The transition to a carbon-free future risks deepening racial inequality.
But two organizations will be trying to prevent this divide by boosting both access to solar power in one of the largest African American communities in the U.S. and the number of minorities working in renewables.
According to the Chicago Defender, Blacks in Green, which aims to build self-sustaining African American communities, and residential solar electricity company Sunrun, will partner to offer solar power systems to Southside Chicago homeowners. The organizations will also create clean energy jobs in the area, whose population of more than 750,000 people is more than 90% black. Sunrun has promised to recruit trainees from the Blacks in Green network.
This effort will help address an ongoing issue with minority underrepresentation. Senior-level employees in the solar energy industry are 80% male and 88% white, according to the 2019 U.S. Solar Industry Diversity Study, a survey of almost 800 solar employers and workers that was released in May. Black workers comprise just 7.6% of the industry, according to the study, though they represent 13% of the overall U.S. workforce.
Lacking diversity may have consequences. For example, six black former employees of New Jersey-based Momentum Solar recently filed a lawsuit alleging the company fired them after they complained that managers subjected them to racist taunts and paid them less than their white coworkers.

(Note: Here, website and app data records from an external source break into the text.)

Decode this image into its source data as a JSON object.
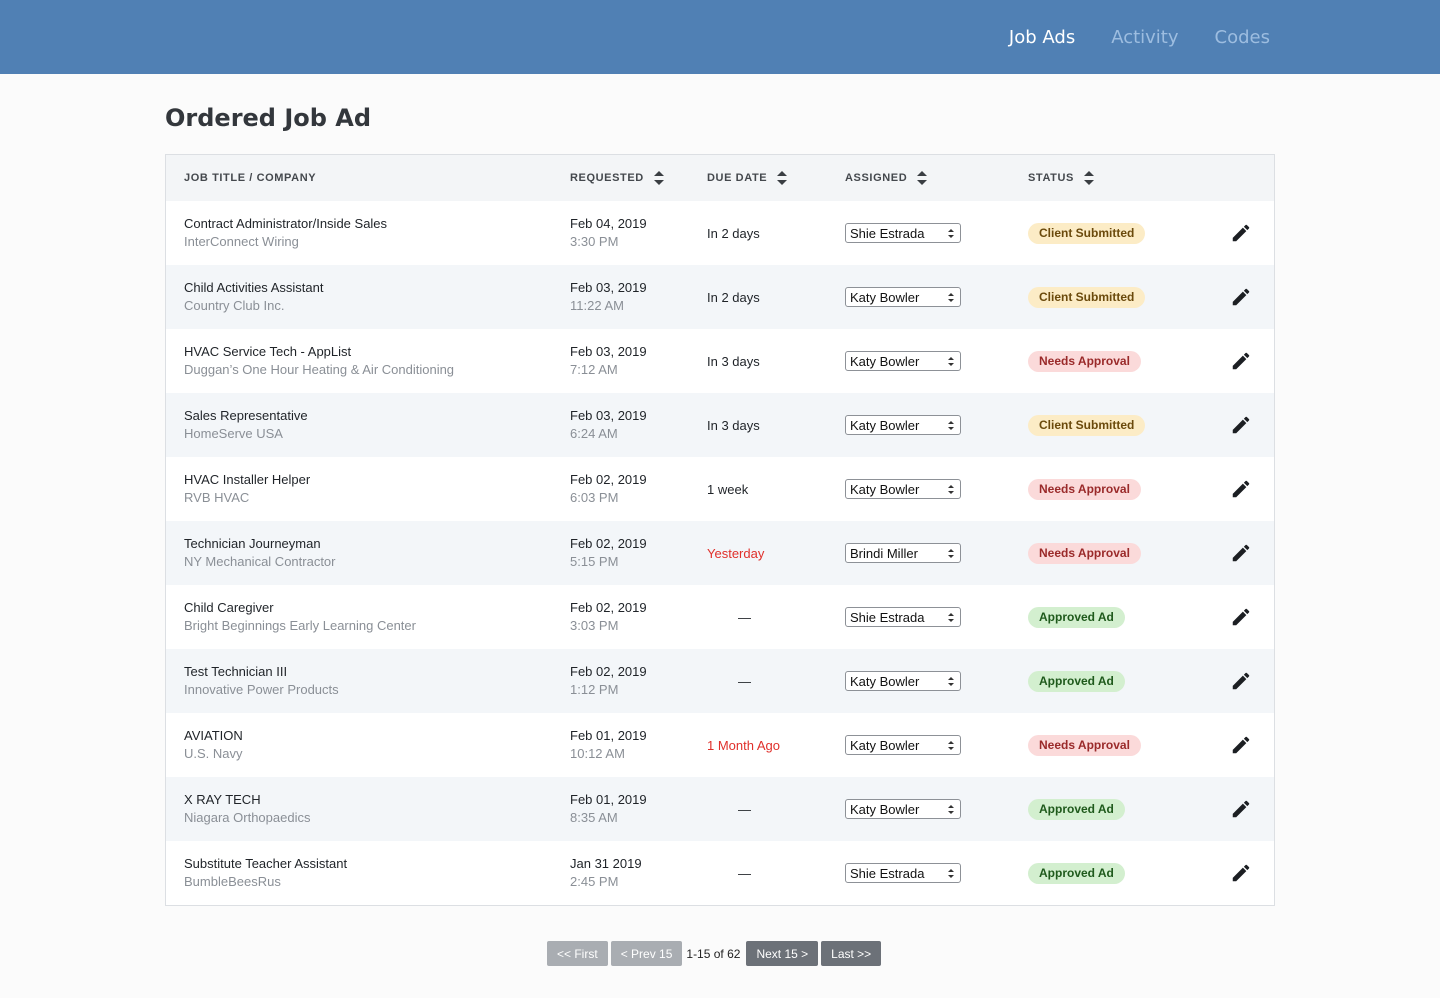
{
  "nav": {
    "items": [
      {
        "label": "Job Ads",
        "active": true
      },
      {
        "label": "Activity",
        "active": false
      },
      {
        "label": "Codes",
        "active": false
      }
    ]
  },
  "page": {
    "title": "Ordered Job Ad"
  },
  "table": {
    "headers": {
      "job": "JOB TITLE / COMPANY",
      "requested": "REQUESTED",
      "due": "DUE DATE",
      "assigned": "ASSIGNED",
      "status": "STATUS"
    },
    "rows": [
      {
        "title": "Contract Administrator/Inside Sales",
        "company": "InterConnect Wiring",
        "req_date": "Feb 04, 2019",
        "req_time": "3:30 PM",
        "due": "In 2 days",
        "due_state": "normal",
        "assigned": "Shie Estrada",
        "status": "Client Submitted",
        "status_kind": "submitted"
      },
      {
        "title": "Child Activities Assistant",
        "company": "Country Club Inc.",
        "req_date": "Feb 03, 2019",
        "req_time": "11:22 AM",
        "due": "In 2 days",
        "due_state": "normal",
        "assigned": "Katy Bowler",
        "status": "Client Submitted",
        "status_kind": "submitted"
      },
      {
        "title": "HVAC Service Tech - AppList",
        "company": "Duggan’s One Hour Heating & Air Conditioning",
        "req_date": "Feb 03, 2019",
        "req_time": "7:12 AM",
        "due": "In 3 days",
        "due_state": "normal",
        "assigned": "Katy Bowler",
        "status": "Needs Approval",
        "status_kind": "needs"
      },
      {
        "title": "Sales Representative",
        "company": "HomeServe USA",
        "req_date": "Feb 03, 2019",
        "req_time": "6:24 AM",
        "due": "In 3 days",
        "due_state": "normal",
        "assigned": "Katy Bowler",
        "status": "Client Submitted",
        "status_kind": "submitted"
      },
      {
        "title": "HVAC Installer Helper",
        "company": "RVB HVAC",
        "req_date": "Feb 02, 2019",
        "req_time": "6:03 PM",
        "due": "1 week",
        "due_state": "normal",
        "assigned": "Katy Bowler",
        "status": "Needs Approval",
        "status_kind": "needs"
      },
      {
        "title": "Technician Journeyman",
        "company": "NY Mechanical Contractor",
        "req_date": "Feb 02, 2019",
        "req_time": "5:15 PM",
        "due": "Yesterday",
        "due_state": "overdue",
        "assigned": "Brindi Miller",
        "status": "Needs Approval",
        "status_kind": "needs"
      },
      {
        "title": "Child Caregiver",
        "company": "Bright Beginnings Early Learning Center",
        "req_date": "Feb 02, 2019",
        "req_time": "3:03 PM",
        "due": "—",
        "due_state": "dash",
        "assigned": "Shie Estrada",
        "status": "Approved Ad",
        "status_kind": "approved"
      },
      {
        "title": "Test Technician III",
        "company": "Innovative Power Products",
        "req_date": "Feb 02, 2019",
        "req_time": "1:12 PM",
        "due": "—",
        "due_state": "dash",
        "assigned": "Katy Bowler",
        "status": "Approved Ad",
        "status_kind": "approved"
      },
      {
        "title": "AVIATION",
        "company": "U.S. Navy",
        "req_date": "Feb 01, 2019",
        "req_time": "10:12 AM",
        "due": "1 Month Ago",
        "due_state": "overdue",
        "assigned": "Katy Bowler",
        "status": "Needs Approval",
        "status_kind": "needs"
      },
      {
        "title": "X RAY TECH",
        "company": "Niagara Orthopaedics",
        "req_date": "Feb 01, 2019",
        "req_time": "8:35 AM",
        "due": "—",
        "due_state": "dash",
        "assigned": "Katy Bowler",
        "status": "Approved Ad",
        "status_kind": "approved"
      },
      {
        "title": "Substitute Teacher Assistant",
        "company": "BumbleBeesRus",
        "req_date": "Jan 31 2019",
        "req_time": "2:45 PM",
        "due": "—",
        "due_state": "dash",
        "assigned": "Shie Estrada",
        "status": "Approved Ad",
        "status_kind": "approved"
      }
    ]
  },
  "status_colors": {
    "submitted": {
      "bg": "#fcecc6",
      "fg": "#6b4a0c"
    },
    "needs": {
      "bg": "#fbdada",
      "fg": "#9a2a2a"
    },
    "approved": {
      "bg": "#d3efcf",
      "fg": "#1f5a1c"
    }
  },
  "pagination": {
    "first": "<< First",
    "prev": "< Prev 15",
    "info": "1-15 of 62",
    "next": "Next 15 >",
    "last": "Last >>"
  }
}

Nathanael Greene, a senior renewable energy policy advocate at the Natural Resources Defense Council, said that renewables growth will depend on the industry’s efforts to be inclusive.
“To get to 100% renewables, everyone has to have access to wind and solar, and other renewables,” Greene told Karma. “That means making sure that they’re not just available in the suburbs for people with lots of money. We need to focus on policies that make renewables accessible to people who live in cities and for people with low and moderate income.”
Solar in the Nation’s Capital
A number of renewable energy companies have already made progress in connecting with underserved communities.
Consider GRID Alternatives, an 18-year-old company that provides solar power and jobs to areas in California, Colorado and the Mid-Atlantic region, and to tribal communities nationwide. The company also has an international program serving Nicaragua, Nepal and Mexico.
Among its recent projects, GRID Alternatives is participating in Solar Works DC, which aims to provide solar electricity to 100,000 low-income households in the nation’s capital and to cut their energy bills by 50% by 2032. The company is also paying workers to learn to install solar panels in low-income neighborhoods.
Meanwhile, Sunrun has been increasingly active in building ties to minority markets.
In April, the company teamed with GRID Alternatives to support a renewable power project managed by the NAACP. The project will install solar panels at 10 community centers and 20 homes for low-income people. It will also provide job training for 100 people.
The Chicago Southside initiative is further evidence of this commitment.
“Communities of color contribute the least yet suffer first and worst from the harms of global warming,” Naomi Davis, president and founder of Blacks in Green, told the Chicago Defender. “Our partnership with Sunrun is key to our ‘Sustainable South Side’ commitment — forging a path to 100% employment for our neighbors via the new green economy by 2025.”
The solar industry’s efforts to diversify may receive additional support now that The Solar Energy Industries Association and The Solar Foundation have released the 2019 Diversity Best Practices Guide for the Solar Industry. The report offers suggestions for building and sustaining a diverse and inclusive culture. Its recommendations call for changes to the way that companies recruit, interview, hire and retain their workforces.